Prime Minister Benjamin Netanyahu condemned the attacks as “unacceptable”, saying in a statement: “Nothing justifies the lynching of the Jews by the Arabs and nothing justifies the lynching of the Arabs by the Jews”.
Yehoshua’s brother Efi spoke at his funeral, saying his brother “believes in coexistence.”
“You told me that wouldn’t happen. You thought if you lower your head it will be okay: ‘They know Yigal.’ And the worst thing has happened, ”he said.
He watched over his brother’s hospital bed for six days.
“I waited for you to wake up. Day after day. A finger, an arm, a leg, a word. You never did anything wrong. You paid with your life.

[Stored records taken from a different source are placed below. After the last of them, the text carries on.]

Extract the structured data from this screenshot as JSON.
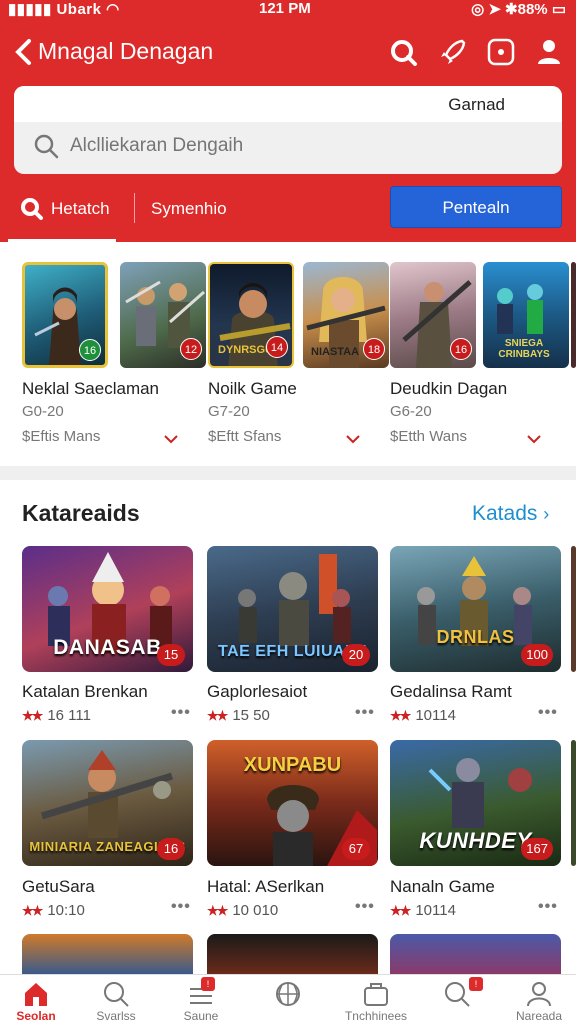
{
  "status_bar": {
    "left": "Ubark",
    "time": "121 PM",
    "battery": "88%"
  },
  "header": {
    "title": "Mnagal Denagan",
    "tag": "Garnad"
  },
  "search": {
    "placeholder": "Alclliekaran Dengaih"
  },
  "tabs": {
    "tab1": "Hetatch",
    "tab2": "Symenhio",
    "button": "Pentealn"
  },
  "featured": [
    {
      "name": "Neklal Saeclaman",
      "range": "G0-20",
      "price": "$Eftis Mans",
      "badge": "16",
      "art": ""
    },
    {
      "name": "",
      "range": "",
      "price": "",
      "badge": "12",
      "art": ""
    },
    {
      "name": "Noilk Game",
      "range": "G7-20",
      "price": "$Eftt Sfans",
      "badge": "14",
      "art": "DYNRSGUI"
    },
    {
      "name": "",
      "range": "",
      "price": "",
      "badge": "18",
      "art": "NIASTAA"
    },
    {
      "name": "Deudkin Dagan",
      "range": "G6-20",
      "price": "$Etth Wans",
      "badge": "16",
      "art": ""
    },
    {
      "name": "",
      "range": "",
      "price": "",
      "badge": "",
      "art": "SNIEGA CRINBAYS"
    }
  ],
  "section": {
    "title": "Katareaids",
    "link": "Katads"
  },
  "cards": [
    {
      "name": "Katalan Brenkan",
      "rating": "16 111",
      "badge": "15",
      "art": "DANASAB"
    },
    {
      "name": "Gaplorlesaiot",
      "rating": "15 50",
      "badge": "20",
      "art": "TAE EFH LUIUAIAI"
    },
    {
      "name": "Gedalinsa Ramt",
      "rating": "10114",
      "badge": "100",
      "art": "DRNLAS"
    },
    {
      "name": "GetuSara",
      "rating": "10:10",
      "badge": "16",
      "art": "MINIARIA ZANEAGIEES"
    },
    {
      "name": "Hatal: ASerlkan",
      "rating": "10 010",
      "badge": "67",
      "art": "XUNPABU"
    },
    {
      "name": "Nanaln Game",
      "rating": "10114",
      "badge": "167",
      "art": "KUNHDEY"
    }
  ],
  "bottom_nav": [
    {
      "label": "Seolan",
      "icon": "home-icon"
    },
    {
      "label": "Svarlss",
      "icon": "search-icon"
    },
    {
      "label": "Saune",
      "icon": "list-icon"
    },
    {
      "label": "",
      "icon": "globe-icon"
    },
    {
      "label": "Tnchhinees",
      "icon": "collection-icon"
    },
    {
      "label": "",
      "icon": "search-badge-icon"
    },
    {
      "label": "Nareada",
      "icon": "profile-icon"
    }
  ],
  "colors": {
    "brand": "#dd2a2a",
    "accent": "#2563d8",
    "link": "#1d8fd0"
  }
}
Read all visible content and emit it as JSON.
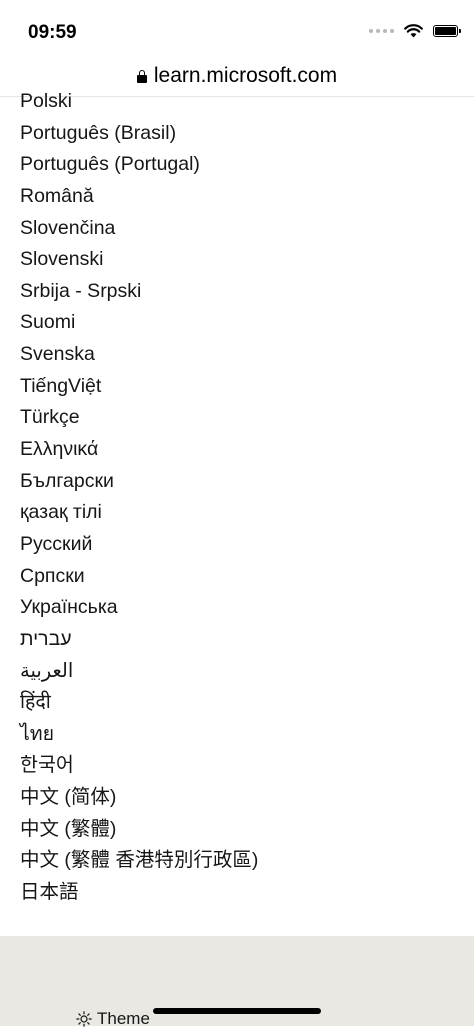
{
  "status_bar": {
    "time": "09:59"
  },
  "browser": {
    "url": "learn.microsoft.com"
  },
  "languages": [
    "Polski",
    "Português (Brasil)",
    "Português (Portugal)",
    "Română",
    "Slovenčina",
    "Slovenski",
    "Srbija - Srpski",
    "Suomi",
    "Svenska",
    "TiếngViệt",
    "Türkçe",
    "Ελληνικά",
    "Български",
    "қазақ тілі",
    "Русский",
    "Српски",
    "Українська",
    "עברית",
    "العربية",
    "हिंदी",
    "ไทย",
    "한국어",
    "中文 (简体)",
    "中文 (繁體)",
    "中文 (繁體 香港特別行政區)",
    "日本語"
  ],
  "footer": {
    "theme_label": "Theme"
  }
}
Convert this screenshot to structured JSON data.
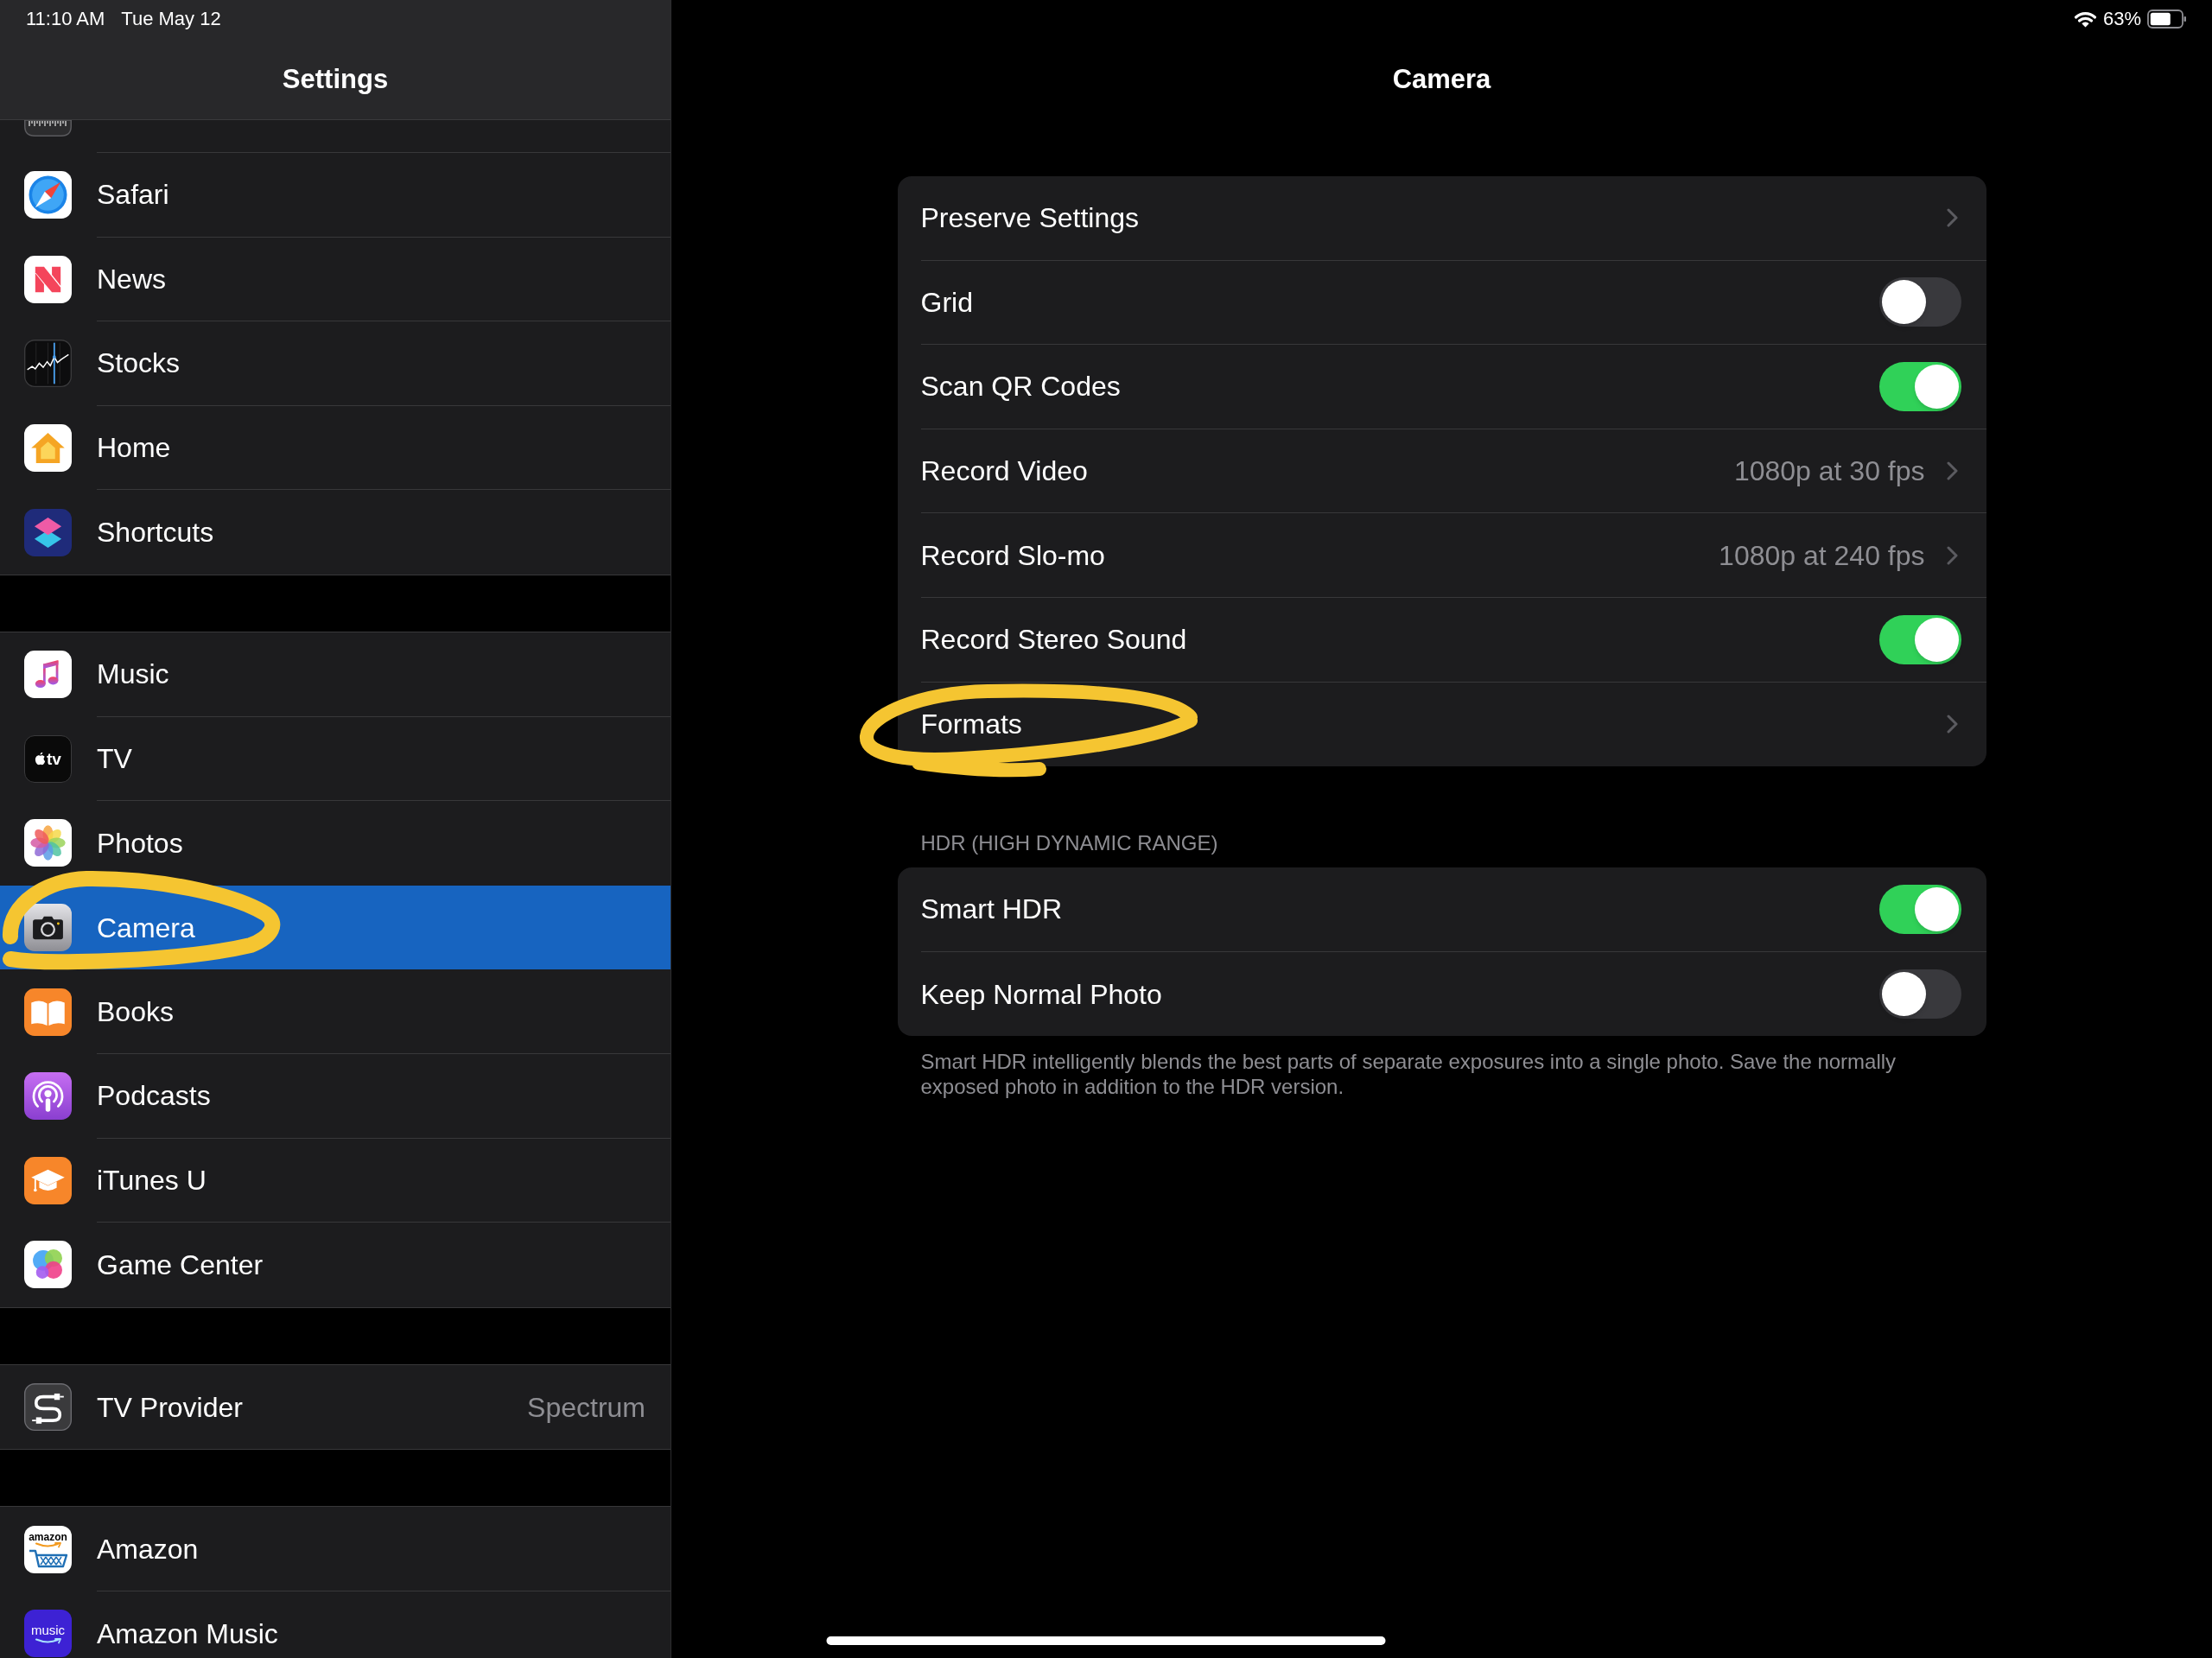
{
  "status_bar": {
    "time": "11:10 AM",
    "date": "Tue May 12",
    "battery": "63%"
  },
  "sidebar": {
    "title": "Settings",
    "groups": [
      {
        "items": [
          {
            "label": "Safari",
            "selected": false,
            "circled": false
          },
          {
            "label": "News",
            "selected": false,
            "circled": false
          },
          {
            "label": "Stocks",
            "selected": false,
            "circled": false
          },
          {
            "label": "Home",
            "selected": false,
            "circled": false
          },
          {
            "label": "Shortcuts",
            "selected": false,
            "circled": false
          }
        ]
      },
      {
        "items": [
          {
            "label": "Music",
            "selected": false,
            "circled": false
          },
          {
            "label": "TV",
            "icon_text": "tv",
            "selected": false,
            "circled": false
          },
          {
            "label": "Photos",
            "selected": false,
            "circled": false
          },
          {
            "label": "Camera",
            "selected": true,
            "circled": true
          },
          {
            "label": "Books",
            "selected": false,
            "circled": false
          },
          {
            "label": "Podcasts",
            "selected": false,
            "circled": false
          },
          {
            "label": "iTunes U",
            "selected": false,
            "circled": false
          },
          {
            "label": "Game Center",
            "selected": false,
            "circled": false
          }
        ]
      },
      {
        "items": [
          {
            "label": "TV Provider",
            "value": "Spectrum",
            "selected": false,
            "circled": false
          }
        ]
      },
      {
        "items": [
          {
            "label": "Amazon",
            "icon_text": "amazon",
            "selected": false,
            "circled": false
          },
          {
            "label": "Amazon Music",
            "icon_text": "music",
            "selected": false,
            "circled": false
          }
        ]
      }
    ]
  },
  "detail": {
    "title": "Camera",
    "sections": [
      {
        "rows": [
          {
            "kind": "link",
            "label": "Preserve Settings",
            "circled": false
          },
          {
            "kind": "toggle",
            "label": "Grid",
            "on": false,
            "circled": false
          },
          {
            "kind": "toggle",
            "label": "Scan QR Codes",
            "on": true,
            "circled": false
          },
          {
            "kind": "link",
            "label": "Record Video",
            "value": "1080p at 30 fps",
            "circled": false
          },
          {
            "kind": "link",
            "label": "Record Slo-mo",
            "value": "1080p at 240 fps",
            "circled": false
          },
          {
            "kind": "toggle",
            "label": "Record Stereo Sound",
            "on": true,
            "circled": false
          },
          {
            "kind": "link",
            "label": "Formats",
            "circled": true
          }
        ]
      },
      {
        "header": "HDR (HIGH DYNAMIC RANGE)",
        "rows": [
          {
            "kind": "toggle",
            "label": "Smart HDR",
            "on": true,
            "circled": false
          },
          {
            "kind": "toggle",
            "label": "Keep Normal Photo",
            "on": false,
            "circled": false
          }
        ],
        "footer": "Smart HDR intelligently blends the best parts of separate exposures into a single photo. Save the normally exposed photo in addition to the HDR version."
      }
    ]
  }
}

Said Efi Yehoshua.
Calls for peaceful coexistence
Aweis, who received Yehoshua’s kidney, is now grappling with the same questions Efi encountered at the funeral.
“The poor man, what has he done? she asked for her hospital bed after the operation. “What did he do to them?” Why did they kill him? What is his wife going to do with his children? ”
Aweis said she grew up in a mixed Arab-Jewish community in Jerusalem itself.
“There was no racism. Neither Jews nor Arabs, ”she said. “I grew up with the Jews. Our children grew up with the Jews. “
His surgeon, Dr Abed Khalaeileh – a Palestinian born in Jerusalem – said he and his colleagues treated everyone like human beings.
“We treat everyone the same. There is neither black nor white. Everyone is equal in the medical care they receive, ”he said.
In his profession, as head of Hadassah Ein Kerem’s transplant unit, grief over death brings new life
“The world of transplantation is the world of humanity and it is important to remember this,” he said. “People are born again. “
He is inspired, he says, by the spirit of Yehoshua’s family.
“I turn to the family and I feel some of their pain and I say thank you for everything you have done. You can’t take it for granted that a person will get up and donate an organ during this time, ”he said.
Aweis hopes he can try to help ease some of the family’s pain.
She said that she had spoken to Yehoshua’s family before, but that one of her first visits when she is released from the hospital will be to Yehoshua’s family to thank them and give them strength.
“I will say thank you to Yigal’s family. They should no longer feel pain. Yigal goes to paradise where it’s better than here, ”she said.
And she has a message for Jews and Arabs in the region: “We must live together. We must have peace. We must be happy. “
Richard Allen Greene of CNN in Jerusalem contributed to this report.